Physical description of SatanSymbolism of chainsGods hold on Satan?Hatred?Lack of ambition?Word, style, form, and techniqueWordsyntax ..but rather darkness visiblediction descriptions of Hell, Satan, etc.Stylesentence structurelong supporting clausesshorter main clausesFormepichigh languageinvocationin medias res
Techniqueindirect characterizationallusioncomparing Satan to creatures from other literary worksSonnets of MiltonAnalyze using list of AP termsSatire so farGullivers TravelsPolitical satireTories and WhigsProtestants and CatholicsWarfareScience and TechnologySocietal satireHuman natureSatire so farAnimal FarmPolitical satireStalinTrotskyCommunismKarl MarxModernization/IndustrializationParadise LostReligious/societal satireSufferings of warFall of manDefeat of the establishmentRighteousness of a higher powerSatire so farIs satire always funny?Remember the definition of satire:writing that exposes or finds fault
Sometime funny sometimes notImagine that you would always have someone in your life at your beck and call. In a journal entry or informal essay, describe all the things that you would expect this person to do for you. http://cwx.prenhall.com/bookbind/pubbooks/miller5/chapter8/custom3/deluxe-content.html
I Want a WifePrentice HallWhite - 395As you read.Brady uses a sarcastic, or even bitter, tone to highlight how unfair she thinks the roles of wives are. Discuss what you think might have led her to this sarcasm or bitterness. Be imaginative, and use clues from the essay to help you shape your story.

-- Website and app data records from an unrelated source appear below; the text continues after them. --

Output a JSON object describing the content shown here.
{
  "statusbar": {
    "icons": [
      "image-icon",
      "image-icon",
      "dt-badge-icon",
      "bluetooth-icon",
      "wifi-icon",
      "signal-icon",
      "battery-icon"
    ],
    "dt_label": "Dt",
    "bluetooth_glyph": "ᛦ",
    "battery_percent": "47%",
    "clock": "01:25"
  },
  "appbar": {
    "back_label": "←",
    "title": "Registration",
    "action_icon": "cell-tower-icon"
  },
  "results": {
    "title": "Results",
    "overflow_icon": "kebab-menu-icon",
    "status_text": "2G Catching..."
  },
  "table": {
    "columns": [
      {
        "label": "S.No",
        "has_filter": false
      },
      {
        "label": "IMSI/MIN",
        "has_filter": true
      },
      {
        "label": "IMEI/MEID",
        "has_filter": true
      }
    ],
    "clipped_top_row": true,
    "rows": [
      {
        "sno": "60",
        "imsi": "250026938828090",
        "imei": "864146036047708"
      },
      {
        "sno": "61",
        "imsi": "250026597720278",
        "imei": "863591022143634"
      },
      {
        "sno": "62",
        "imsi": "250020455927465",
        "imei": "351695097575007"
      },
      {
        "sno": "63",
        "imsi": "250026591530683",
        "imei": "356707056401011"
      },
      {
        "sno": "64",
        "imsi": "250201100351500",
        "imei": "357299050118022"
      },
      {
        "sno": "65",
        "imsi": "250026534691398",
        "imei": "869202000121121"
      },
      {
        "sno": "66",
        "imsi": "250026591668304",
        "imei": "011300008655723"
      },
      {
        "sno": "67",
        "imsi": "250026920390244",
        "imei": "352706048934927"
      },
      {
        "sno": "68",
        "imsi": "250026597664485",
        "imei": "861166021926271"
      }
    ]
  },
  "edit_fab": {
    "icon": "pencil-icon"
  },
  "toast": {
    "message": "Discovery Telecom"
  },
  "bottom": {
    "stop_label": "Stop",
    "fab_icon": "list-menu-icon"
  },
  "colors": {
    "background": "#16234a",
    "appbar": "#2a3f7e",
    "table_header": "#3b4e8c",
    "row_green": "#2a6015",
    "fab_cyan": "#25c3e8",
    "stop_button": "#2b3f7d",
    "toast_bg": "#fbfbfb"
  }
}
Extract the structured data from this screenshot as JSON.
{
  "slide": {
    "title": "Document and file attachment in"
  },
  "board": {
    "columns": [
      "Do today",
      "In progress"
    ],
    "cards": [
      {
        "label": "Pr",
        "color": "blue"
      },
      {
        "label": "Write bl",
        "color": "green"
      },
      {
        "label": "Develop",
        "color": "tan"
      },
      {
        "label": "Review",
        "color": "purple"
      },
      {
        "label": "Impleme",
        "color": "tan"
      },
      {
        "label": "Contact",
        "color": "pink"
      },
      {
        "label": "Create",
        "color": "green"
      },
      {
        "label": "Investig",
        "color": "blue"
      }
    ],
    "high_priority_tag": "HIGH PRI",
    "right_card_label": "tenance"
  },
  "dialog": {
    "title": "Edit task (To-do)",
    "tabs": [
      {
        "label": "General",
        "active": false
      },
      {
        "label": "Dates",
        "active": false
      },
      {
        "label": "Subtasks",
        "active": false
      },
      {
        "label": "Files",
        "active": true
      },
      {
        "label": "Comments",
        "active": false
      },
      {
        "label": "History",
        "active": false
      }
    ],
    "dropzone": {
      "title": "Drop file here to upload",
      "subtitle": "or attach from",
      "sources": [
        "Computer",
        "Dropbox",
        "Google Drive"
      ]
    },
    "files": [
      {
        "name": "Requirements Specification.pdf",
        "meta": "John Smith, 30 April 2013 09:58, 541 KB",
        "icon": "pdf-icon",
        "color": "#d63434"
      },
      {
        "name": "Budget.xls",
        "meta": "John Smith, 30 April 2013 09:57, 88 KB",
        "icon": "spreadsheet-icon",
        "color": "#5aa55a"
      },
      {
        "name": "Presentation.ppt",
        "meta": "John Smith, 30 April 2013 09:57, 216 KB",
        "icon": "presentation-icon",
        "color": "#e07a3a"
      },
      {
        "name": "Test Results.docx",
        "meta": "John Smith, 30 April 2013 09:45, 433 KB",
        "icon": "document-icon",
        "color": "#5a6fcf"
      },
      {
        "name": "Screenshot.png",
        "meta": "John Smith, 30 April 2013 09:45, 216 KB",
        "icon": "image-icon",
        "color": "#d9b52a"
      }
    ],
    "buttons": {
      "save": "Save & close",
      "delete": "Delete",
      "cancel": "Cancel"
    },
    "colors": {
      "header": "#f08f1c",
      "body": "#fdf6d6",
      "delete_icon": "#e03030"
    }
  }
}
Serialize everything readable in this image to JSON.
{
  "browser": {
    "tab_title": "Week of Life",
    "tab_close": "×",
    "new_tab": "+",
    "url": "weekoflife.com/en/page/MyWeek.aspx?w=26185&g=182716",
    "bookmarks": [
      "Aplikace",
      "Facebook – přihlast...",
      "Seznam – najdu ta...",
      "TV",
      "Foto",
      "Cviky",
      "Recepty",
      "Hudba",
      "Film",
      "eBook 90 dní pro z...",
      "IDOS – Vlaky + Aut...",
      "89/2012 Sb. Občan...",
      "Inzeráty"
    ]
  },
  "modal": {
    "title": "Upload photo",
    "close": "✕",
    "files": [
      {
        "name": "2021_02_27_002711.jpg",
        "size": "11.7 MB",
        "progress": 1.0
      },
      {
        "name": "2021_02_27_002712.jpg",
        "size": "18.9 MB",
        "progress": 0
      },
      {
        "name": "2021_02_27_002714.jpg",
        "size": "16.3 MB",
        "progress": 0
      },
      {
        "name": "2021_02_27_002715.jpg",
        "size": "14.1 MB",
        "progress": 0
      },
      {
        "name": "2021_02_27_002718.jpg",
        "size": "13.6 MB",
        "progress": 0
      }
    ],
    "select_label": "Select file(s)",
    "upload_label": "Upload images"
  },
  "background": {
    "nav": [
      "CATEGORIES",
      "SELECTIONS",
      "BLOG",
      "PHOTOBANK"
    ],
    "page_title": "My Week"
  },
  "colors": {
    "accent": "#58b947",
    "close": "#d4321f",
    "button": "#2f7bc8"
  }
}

As you read.Brady uses a sarcastic, or even bitter, tone to highlight how unfair she thinks the roles of wives are. Discuss what you think might have led her to this sarcasm or bitterness. Be imaginative, and use clues from the essay to help you shape your story.
Subject and PurposeIs Brady being fair? Justify.
Why did she write this?WordStyleFormTechnique37Repetition effectLists examples CategoriesQuestions (rhetorical)First personschool - schoolWhats In Your Toothpaste?Prentice HallWhite - 183As you read.Did you know some or all of the ingredients? Were you surprised or shocked by what ingredients are actually in toothpaste? Are you now going to try to find a more "natural" toothpaste?
Bodanis' description is intentionally shocking--linking the ingredients to substances that we would never consider putting in our mouths.
Divide into three groups. Group A: Chalk, and titanium dioxideGroup B: Glycerine glycol, seaweedGroup C: Detergent, formaldehyde
To what does the author link these items? Why? WordStyleFormTechnique40DictionInformal Outline easy? colloq scientsensationalHomeworkWrite a satire in the vein of I Want a Wife or Whats In Your Toothpaste